On the basis of the records below, report how many lines contain the word "verdict". Nothing else should be given.

Records contained in a dataset

------------------------------

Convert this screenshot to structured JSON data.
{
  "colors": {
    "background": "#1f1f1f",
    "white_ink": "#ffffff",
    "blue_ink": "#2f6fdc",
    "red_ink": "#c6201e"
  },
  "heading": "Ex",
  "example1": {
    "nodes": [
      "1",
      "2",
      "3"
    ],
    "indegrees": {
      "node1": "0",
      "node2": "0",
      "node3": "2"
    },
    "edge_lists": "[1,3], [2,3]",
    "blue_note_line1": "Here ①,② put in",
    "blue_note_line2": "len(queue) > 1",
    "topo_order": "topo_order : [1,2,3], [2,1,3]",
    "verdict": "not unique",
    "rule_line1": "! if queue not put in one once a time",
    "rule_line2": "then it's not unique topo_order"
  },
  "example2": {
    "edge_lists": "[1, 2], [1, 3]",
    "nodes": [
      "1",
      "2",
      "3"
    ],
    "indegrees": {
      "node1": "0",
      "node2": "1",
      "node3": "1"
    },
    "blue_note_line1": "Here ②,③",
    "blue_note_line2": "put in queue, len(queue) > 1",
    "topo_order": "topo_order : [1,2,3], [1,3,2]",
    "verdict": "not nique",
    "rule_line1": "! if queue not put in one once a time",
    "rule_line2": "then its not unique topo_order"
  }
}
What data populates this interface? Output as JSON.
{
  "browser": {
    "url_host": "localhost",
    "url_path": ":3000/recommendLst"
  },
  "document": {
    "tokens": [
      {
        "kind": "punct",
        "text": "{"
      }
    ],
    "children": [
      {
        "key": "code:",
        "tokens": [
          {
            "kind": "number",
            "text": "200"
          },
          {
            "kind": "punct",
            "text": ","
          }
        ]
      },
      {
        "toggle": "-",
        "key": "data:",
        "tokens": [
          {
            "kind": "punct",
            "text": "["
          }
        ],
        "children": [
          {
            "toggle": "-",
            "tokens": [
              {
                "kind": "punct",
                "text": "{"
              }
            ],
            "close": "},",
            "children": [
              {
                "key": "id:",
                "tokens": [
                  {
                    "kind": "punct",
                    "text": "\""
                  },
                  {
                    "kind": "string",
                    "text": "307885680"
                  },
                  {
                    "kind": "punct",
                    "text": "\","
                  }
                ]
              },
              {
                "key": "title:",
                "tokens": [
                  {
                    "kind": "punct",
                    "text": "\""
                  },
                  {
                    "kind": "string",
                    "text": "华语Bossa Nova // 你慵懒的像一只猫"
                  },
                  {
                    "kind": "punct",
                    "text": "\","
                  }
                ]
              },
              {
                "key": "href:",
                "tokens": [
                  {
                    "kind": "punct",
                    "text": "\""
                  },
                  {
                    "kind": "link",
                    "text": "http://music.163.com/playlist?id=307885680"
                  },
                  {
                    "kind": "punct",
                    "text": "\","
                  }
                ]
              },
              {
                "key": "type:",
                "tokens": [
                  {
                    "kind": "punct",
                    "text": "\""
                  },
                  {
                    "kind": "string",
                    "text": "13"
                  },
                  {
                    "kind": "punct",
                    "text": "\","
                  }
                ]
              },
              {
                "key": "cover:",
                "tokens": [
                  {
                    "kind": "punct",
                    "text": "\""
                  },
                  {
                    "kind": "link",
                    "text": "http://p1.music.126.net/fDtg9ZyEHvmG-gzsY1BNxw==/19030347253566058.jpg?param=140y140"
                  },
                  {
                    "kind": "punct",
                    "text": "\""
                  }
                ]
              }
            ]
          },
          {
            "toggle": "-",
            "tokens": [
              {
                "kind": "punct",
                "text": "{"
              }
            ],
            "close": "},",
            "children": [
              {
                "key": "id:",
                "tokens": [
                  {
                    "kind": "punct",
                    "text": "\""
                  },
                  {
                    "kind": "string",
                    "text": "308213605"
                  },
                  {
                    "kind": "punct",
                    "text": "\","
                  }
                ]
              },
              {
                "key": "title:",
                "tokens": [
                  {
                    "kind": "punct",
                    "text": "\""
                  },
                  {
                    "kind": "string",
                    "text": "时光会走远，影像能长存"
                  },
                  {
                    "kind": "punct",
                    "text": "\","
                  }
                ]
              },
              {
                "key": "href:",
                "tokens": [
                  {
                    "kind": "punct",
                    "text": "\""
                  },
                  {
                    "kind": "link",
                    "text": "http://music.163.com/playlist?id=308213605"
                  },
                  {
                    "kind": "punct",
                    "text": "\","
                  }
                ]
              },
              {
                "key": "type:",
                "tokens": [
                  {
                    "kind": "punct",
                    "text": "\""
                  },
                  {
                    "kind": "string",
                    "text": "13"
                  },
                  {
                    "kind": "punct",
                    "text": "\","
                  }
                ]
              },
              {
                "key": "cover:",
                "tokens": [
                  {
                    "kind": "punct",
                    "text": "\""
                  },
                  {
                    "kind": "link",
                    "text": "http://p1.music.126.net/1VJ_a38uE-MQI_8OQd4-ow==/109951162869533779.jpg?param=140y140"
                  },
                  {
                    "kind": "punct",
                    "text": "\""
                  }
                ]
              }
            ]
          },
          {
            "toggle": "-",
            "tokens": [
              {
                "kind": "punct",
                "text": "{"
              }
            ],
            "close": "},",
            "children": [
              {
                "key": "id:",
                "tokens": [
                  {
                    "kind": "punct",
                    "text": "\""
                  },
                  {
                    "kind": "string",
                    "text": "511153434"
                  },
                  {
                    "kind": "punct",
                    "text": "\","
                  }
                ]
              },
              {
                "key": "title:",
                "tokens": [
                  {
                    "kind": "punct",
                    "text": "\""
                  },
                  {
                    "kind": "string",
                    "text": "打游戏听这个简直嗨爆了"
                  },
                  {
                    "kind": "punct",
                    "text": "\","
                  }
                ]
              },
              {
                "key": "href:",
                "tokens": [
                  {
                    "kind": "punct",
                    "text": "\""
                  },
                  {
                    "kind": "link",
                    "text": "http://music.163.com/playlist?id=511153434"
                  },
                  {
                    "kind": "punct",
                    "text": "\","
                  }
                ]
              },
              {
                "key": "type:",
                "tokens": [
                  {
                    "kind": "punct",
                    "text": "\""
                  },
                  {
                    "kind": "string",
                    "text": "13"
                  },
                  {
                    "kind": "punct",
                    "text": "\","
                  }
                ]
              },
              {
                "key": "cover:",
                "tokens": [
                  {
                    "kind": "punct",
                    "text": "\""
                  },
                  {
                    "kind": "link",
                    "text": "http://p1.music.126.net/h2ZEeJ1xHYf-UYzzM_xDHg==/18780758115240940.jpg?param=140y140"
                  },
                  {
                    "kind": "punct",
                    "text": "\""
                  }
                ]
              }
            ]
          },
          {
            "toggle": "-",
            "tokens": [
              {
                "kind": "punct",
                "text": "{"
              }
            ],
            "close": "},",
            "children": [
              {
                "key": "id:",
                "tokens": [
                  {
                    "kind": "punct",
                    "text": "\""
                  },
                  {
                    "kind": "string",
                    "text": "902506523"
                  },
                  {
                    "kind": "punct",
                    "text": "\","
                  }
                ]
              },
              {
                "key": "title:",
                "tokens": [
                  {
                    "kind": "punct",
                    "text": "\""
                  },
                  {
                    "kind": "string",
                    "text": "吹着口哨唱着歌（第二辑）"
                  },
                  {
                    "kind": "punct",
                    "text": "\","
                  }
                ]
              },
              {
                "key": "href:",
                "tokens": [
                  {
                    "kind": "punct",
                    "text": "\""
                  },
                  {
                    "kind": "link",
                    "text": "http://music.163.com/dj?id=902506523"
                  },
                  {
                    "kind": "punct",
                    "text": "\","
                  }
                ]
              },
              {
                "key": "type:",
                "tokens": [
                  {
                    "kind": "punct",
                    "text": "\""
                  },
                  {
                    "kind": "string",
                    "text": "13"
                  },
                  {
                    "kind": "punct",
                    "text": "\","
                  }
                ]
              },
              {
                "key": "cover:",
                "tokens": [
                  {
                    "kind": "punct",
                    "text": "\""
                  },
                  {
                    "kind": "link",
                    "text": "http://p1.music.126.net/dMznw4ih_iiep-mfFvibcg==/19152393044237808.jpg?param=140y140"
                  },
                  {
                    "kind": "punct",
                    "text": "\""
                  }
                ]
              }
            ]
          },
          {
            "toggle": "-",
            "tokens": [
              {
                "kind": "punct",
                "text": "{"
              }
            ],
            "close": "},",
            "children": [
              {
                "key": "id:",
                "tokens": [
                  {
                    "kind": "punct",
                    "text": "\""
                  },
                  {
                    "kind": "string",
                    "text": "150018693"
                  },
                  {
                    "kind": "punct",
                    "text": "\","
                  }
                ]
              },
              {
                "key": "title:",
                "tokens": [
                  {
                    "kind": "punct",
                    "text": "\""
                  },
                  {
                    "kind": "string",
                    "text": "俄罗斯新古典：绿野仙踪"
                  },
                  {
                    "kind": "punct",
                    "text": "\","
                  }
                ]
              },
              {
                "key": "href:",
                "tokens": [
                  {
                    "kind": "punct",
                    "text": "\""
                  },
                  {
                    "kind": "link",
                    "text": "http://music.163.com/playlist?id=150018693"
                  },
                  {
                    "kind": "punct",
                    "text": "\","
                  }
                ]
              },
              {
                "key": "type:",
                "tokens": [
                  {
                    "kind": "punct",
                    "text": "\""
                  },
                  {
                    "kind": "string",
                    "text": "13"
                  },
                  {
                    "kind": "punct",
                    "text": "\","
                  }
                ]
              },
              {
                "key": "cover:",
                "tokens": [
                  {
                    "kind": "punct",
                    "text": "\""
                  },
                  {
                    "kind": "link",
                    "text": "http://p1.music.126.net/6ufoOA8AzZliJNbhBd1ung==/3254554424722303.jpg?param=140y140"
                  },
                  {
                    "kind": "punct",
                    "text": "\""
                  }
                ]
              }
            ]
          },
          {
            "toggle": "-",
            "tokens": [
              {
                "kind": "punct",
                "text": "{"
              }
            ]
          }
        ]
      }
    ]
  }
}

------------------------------

### FINISHED EXERCISE
2